Crucial Workforce Problems Require Congress to Fund a Proven Solution

Written with Jack Mills, Chief Workforce Strategy Officer and Director of the National Network of Sector Partners, Insight Center for Community Economic Development.

As you read this, approximately 1,000 industry sector-focused workforce development partnerships are solving some of the most pressing challenges facing our businesses, job seekers, workers, and communities. However, these essential "sector partnerships" need far more funding to make a difference at scale - the kind of difference our nation desperately needs.

Last year, Congress provided sector partnerships with policy support through its enormously bipartisan passage of the Workforce Innovation and Opportunity Act. Now, Congress must allocate sufficient funding to make this policy support real.

The US needs to expand its work force pipeline. The stakes are enormous and time is definitely not on our side. If our country fails to expand our workforce, American businesses will not be able to compete successfully and our people will struggle to obtain middle class jobs.

A recent National Association of Manufacturers/Deloitte survey shows that 82% of manufacturers believe the skills gap will impact their firms' ability to meet customer demand; the average firm believes it will lose $3,000 per non-management employee. Other research shows that middle-skill jobs account for 54% of US jobs, but only 44% of US workers are trained to a middle-skill level. A study published by the Federal Reserve Bank of Cleveland analyzed the ten-year growth trajectories of 118 regions. It found that racial inclusion and income equality were positively associated economic growth measures including employment, output, productivity, and per capita income. However, persistent barriers Blacks and Latinos face cause huge differences in their employment rates, earnings, and occupational concentration in comparison to whites, even as demographic changes assure that workers with the skills necessary for businesses to grow are increasing likely to be black and brown.

Like all sector partnerships, the Industrial Readiness Training program in Memphis, Tennessee brings together businesses in an industry sector and organizations able to meet their workforce development needs. In this program's case, it's manufacturers such as Electrolux and Kruger Products, Southwest Tennessee Community College, and the Workforce Investment Network (a Workforce Investment Board).

Sector partnerships like the Industrial Readiness Training program are proven to not only provide bottom line benefits to an industry's businesses, but also significant earnings gains to job seekers and workers.

Graduates of the Industrial Readiness Training program and the businesses that hire them speak volumes about this sector partnership's impact. One graduate highlights what many would say: the knowledge and skills she gained helped her get a manufacturing job. Hers was at Electrolux, where it led to a promotion. The manufacturing job meant even more for another graduate, who said, "I just got my kids back. This program has changed my life." A Senior Human Resource Manager at Electrolux said of the program, "They've worked with us on the specific needs we've identified. They also know what our business is... so it creates that real partnership... the outcomes have been great."
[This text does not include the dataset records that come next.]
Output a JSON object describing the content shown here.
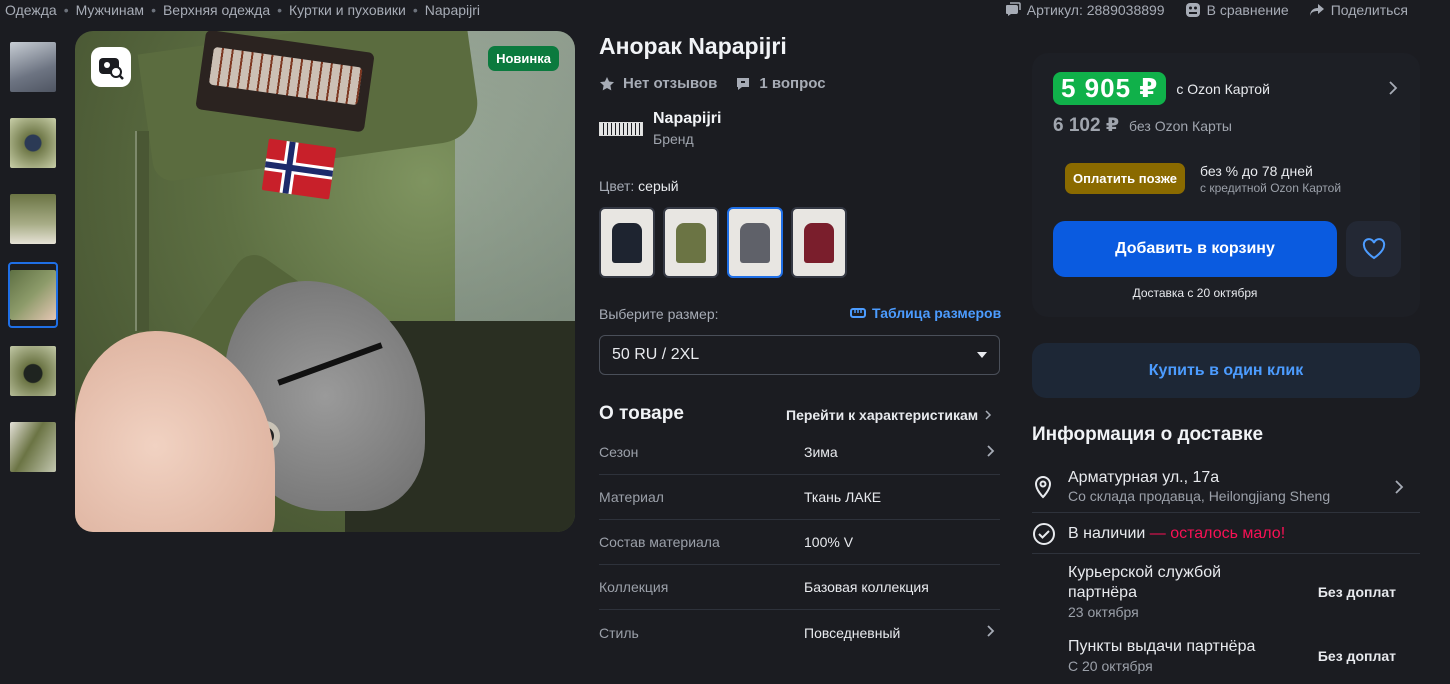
{
  "breadcrumb": [
    "Одежда",
    "Мужчинам",
    "Верхняя одежда",
    "Куртки и пуховики",
    "Napapijri"
  ],
  "top_actions": {
    "article": "Артикул: 2889038899",
    "compare": "В сравнение",
    "share": "Поделиться"
  },
  "product": {
    "title": "Анорак Napapijri",
    "badge": "Новинка",
    "reviews": "Нет отзывов",
    "questions": "1 вопрос",
    "brand_name": "Napapijri",
    "brand_sub": "Бренд",
    "color_label": "Цвет:",
    "color_value": "серый",
    "swatch_colors": [
      "#1e2430",
      "#6b7444",
      "#5f6169",
      "#7a1e2c"
    ],
    "selected_swatch": 3,
    "size_label": "Выберите размер:",
    "size_table": "Таблица размеров",
    "size_value": "50 RU / 2XL"
  },
  "about": {
    "title": "О товаре",
    "goto": "Перейти к характеристикам",
    "specs": [
      {
        "k": "Сезон",
        "v": "Зима"
      },
      {
        "k": "Материал",
        "v": "Ткань ЛАКЕ"
      },
      {
        "k": "Состав материала",
        "v": "100% V"
      },
      {
        "k": "Коллекция",
        "v": "Базовая коллекция"
      },
      {
        "k": "Стиль",
        "v": "Повседневный"
      }
    ]
  },
  "price": {
    "main": "5 905 ₽",
    "main_note": "с Ozon Картой",
    "old": "6 102 ₽",
    "old_note": "без Ozon Карты",
    "pay_later": "Оплатить позже",
    "pay_info_a": "без % до 78 дней",
    "pay_info_b": "с кредитной Ozon Картой",
    "add_cart": "Добавить в корзину",
    "delivery_note": "Доставка с 20 октября",
    "one_click": "Купить в один клик"
  },
  "delivery": {
    "title": "Информация о доставке",
    "address": "Арматурная ул., 17а",
    "from": "Со склада продавца, Heilongjiang Sheng",
    "in_stock": "В наличии",
    "stock_warn": " — осталось мало!",
    "options": [
      {
        "name": "Курьерской службой партнёра",
        "date": "23 октября",
        "price": "Без доплат"
      },
      {
        "name": "Пункты выдачи партнёра",
        "date": "С 20 октября",
        "price": "Без доплат"
      }
    ]
  },
  "colors": {
    "bg": "#1b1c21",
    "accent_blue": "#0a5be0",
    "link_blue": "#4c9cff",
    "price_green": "#10b14a",
    "warn_pink": "#f91155"
  }
}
A return on investment evaluation of another successful sector partnership, the Health Careers Collaborative of Greater Cincinnati, showed that its programs are "highly beneficial to health care providers, producing a return on investment of 146 percent."

A matched pair evaluation of New York City's industry sector-focused Career Centers found that participants earned $5,800 more than their matched counterparts at Career Centers that are not sector-focused in the year after they participated. Moreover, the participants who received targeted industry-specific hard skills training had average earnings increases of 82 percent ($9,071) in the year following completion. Demographic characteristics such as race/ethnicity, education level, and disability status, were unrelated to the income impacts.

A random assignment evaluation of sector partnerships led by non-profit organizations found that in the year following program participation, annual earnings of those in the program group were on average 30 percent higher than earnings of those in the control group. Milwaukee's WRTP/BIG STEP, one of the sector partnerships that was evaluated, achieved both the earning gains and pre-apprenticeship program participation by Blacks that equaled their high percentage in the city's population.

We know what works. Congress knows what works. We can solve these crucial problems for our country. Funding will make the difference. Congress needs to fully fund the Workforce Innovation and Opportunities Act. We also need bipartisan Congressional support for full funding of High Growth Sector Training Grants and the Apprenticeship Training Fund -- to provide funding to industry sector partnerships, as well as programs that sector partnerships can use to get things rolling again for the long-term unemployed and young people who are out of school and out of work. Congress promised support. The President's budget calls for support. Now America needs Congress to attach funds to their promises.


Jack Mills is Chief Workforce Strategy Officer and Director of the National Network of Sector Partners at the Insight Center for Community Economic Development.